## WHAT IS EXPECTED
Lines in the records below that contain the word "icon" must each be copied.

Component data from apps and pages
————

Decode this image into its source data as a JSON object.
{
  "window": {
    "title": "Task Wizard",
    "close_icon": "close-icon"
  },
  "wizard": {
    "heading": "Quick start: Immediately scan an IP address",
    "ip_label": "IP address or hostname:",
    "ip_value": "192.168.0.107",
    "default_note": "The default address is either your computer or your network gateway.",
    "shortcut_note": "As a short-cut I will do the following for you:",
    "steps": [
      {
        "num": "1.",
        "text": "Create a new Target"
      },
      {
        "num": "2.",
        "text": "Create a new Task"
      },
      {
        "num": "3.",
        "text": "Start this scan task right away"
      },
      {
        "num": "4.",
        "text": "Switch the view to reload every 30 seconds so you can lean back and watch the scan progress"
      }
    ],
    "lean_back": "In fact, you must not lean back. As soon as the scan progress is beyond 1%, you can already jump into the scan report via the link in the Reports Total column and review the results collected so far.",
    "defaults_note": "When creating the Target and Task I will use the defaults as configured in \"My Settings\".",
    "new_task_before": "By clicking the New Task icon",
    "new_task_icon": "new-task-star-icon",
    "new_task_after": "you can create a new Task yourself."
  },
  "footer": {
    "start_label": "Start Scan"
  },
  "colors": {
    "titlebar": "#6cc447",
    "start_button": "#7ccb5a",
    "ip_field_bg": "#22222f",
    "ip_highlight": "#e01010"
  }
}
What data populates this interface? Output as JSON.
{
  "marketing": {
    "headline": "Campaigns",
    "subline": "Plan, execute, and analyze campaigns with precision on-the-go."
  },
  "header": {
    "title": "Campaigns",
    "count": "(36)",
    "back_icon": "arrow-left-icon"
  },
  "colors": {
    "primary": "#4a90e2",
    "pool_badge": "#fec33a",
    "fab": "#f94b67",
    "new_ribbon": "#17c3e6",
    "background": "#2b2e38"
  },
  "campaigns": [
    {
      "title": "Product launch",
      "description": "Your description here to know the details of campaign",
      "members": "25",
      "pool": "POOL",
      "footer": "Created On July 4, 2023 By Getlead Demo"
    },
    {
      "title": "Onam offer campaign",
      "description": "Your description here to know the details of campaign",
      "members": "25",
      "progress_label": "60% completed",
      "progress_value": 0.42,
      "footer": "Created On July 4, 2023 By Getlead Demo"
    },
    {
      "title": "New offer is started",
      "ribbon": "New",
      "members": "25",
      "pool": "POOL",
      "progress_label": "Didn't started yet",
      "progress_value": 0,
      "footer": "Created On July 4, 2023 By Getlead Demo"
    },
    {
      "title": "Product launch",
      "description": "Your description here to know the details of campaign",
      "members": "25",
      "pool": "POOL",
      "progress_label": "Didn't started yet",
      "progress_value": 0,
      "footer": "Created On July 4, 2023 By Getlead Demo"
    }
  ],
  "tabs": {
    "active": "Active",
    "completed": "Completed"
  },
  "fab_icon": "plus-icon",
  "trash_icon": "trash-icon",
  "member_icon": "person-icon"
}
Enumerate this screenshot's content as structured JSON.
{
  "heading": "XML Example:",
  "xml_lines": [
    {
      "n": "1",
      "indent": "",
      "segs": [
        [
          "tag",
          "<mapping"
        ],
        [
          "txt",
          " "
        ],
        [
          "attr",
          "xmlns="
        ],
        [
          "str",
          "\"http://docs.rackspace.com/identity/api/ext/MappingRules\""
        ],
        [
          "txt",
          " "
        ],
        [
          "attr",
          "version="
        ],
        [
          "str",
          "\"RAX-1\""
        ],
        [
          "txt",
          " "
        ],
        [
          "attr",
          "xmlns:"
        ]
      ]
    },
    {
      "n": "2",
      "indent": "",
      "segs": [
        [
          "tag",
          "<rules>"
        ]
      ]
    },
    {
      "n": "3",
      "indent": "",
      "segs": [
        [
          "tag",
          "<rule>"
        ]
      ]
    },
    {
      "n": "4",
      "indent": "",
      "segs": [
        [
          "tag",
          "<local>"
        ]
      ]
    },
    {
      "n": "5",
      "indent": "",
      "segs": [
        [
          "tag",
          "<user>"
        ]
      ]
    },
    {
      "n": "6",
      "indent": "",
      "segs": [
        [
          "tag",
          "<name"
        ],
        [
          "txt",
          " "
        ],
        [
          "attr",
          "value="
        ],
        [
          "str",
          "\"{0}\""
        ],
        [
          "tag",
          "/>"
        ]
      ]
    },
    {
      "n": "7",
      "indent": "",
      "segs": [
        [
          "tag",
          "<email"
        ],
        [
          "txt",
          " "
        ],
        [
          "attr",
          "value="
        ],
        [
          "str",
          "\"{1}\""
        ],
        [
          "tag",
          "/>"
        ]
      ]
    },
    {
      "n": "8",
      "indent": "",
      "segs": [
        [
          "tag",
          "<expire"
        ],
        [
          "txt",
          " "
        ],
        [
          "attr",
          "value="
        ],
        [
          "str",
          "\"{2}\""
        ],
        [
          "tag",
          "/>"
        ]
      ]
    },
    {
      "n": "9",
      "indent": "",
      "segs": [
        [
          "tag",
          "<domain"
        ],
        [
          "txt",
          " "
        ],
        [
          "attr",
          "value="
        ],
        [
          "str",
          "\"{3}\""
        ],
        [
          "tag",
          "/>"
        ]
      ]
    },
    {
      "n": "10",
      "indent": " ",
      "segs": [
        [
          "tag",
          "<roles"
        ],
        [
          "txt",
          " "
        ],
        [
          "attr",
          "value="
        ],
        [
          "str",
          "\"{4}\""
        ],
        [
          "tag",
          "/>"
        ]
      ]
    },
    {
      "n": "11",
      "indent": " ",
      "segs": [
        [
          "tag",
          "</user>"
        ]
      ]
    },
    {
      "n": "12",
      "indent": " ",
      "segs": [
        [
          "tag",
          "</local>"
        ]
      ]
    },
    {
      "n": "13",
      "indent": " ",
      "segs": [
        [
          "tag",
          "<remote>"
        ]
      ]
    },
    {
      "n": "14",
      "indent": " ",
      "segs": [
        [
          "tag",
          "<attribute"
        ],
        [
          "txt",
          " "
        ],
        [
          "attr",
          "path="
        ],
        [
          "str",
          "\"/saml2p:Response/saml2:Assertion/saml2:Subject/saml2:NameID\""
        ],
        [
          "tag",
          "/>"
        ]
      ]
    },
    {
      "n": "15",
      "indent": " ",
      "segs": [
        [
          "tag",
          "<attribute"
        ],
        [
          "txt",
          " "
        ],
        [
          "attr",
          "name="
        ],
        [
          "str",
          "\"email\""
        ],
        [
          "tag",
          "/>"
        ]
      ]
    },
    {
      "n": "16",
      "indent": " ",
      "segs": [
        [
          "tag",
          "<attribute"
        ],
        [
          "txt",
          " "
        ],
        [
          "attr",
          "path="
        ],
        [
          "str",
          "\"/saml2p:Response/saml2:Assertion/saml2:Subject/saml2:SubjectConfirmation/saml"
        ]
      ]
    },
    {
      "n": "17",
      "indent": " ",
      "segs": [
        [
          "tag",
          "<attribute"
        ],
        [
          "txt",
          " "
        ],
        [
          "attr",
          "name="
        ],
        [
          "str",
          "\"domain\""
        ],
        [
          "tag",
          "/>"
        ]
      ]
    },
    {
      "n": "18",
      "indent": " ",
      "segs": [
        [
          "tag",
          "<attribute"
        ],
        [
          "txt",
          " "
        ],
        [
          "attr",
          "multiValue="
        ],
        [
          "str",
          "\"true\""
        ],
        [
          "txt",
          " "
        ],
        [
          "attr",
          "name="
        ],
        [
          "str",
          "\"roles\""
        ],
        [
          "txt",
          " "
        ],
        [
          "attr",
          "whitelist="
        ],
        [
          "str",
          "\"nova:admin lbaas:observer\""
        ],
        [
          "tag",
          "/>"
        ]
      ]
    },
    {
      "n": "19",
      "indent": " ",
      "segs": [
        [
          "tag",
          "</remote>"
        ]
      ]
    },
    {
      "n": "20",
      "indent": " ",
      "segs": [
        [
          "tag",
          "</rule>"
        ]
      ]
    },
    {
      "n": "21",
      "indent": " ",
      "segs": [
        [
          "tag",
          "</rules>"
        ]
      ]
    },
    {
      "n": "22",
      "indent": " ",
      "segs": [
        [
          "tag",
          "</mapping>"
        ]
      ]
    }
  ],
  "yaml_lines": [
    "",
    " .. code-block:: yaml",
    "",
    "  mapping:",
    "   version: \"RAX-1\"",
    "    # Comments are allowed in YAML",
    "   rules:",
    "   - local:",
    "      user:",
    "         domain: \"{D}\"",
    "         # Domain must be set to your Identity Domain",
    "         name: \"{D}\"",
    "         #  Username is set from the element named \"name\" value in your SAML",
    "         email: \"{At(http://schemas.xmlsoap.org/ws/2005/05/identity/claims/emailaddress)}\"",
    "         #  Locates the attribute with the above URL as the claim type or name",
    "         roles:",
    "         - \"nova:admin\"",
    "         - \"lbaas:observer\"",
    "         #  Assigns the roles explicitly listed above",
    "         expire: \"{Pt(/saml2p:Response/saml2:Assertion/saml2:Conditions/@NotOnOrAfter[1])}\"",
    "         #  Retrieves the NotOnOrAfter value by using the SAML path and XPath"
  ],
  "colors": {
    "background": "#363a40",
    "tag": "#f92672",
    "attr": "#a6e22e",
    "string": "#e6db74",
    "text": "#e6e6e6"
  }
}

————

## TASK RESPONSE
    "close_icon": "close-icon"
    "new_task_before": "By clicking the New Task icon",
    "new_task_icon": "new-task-star-icon",
    "back_icon": "arrow-left-icon"
  "fab_icon": "plus-icon",
  "trash_icon": "trash-icon",
  "member_icon": "person-icon"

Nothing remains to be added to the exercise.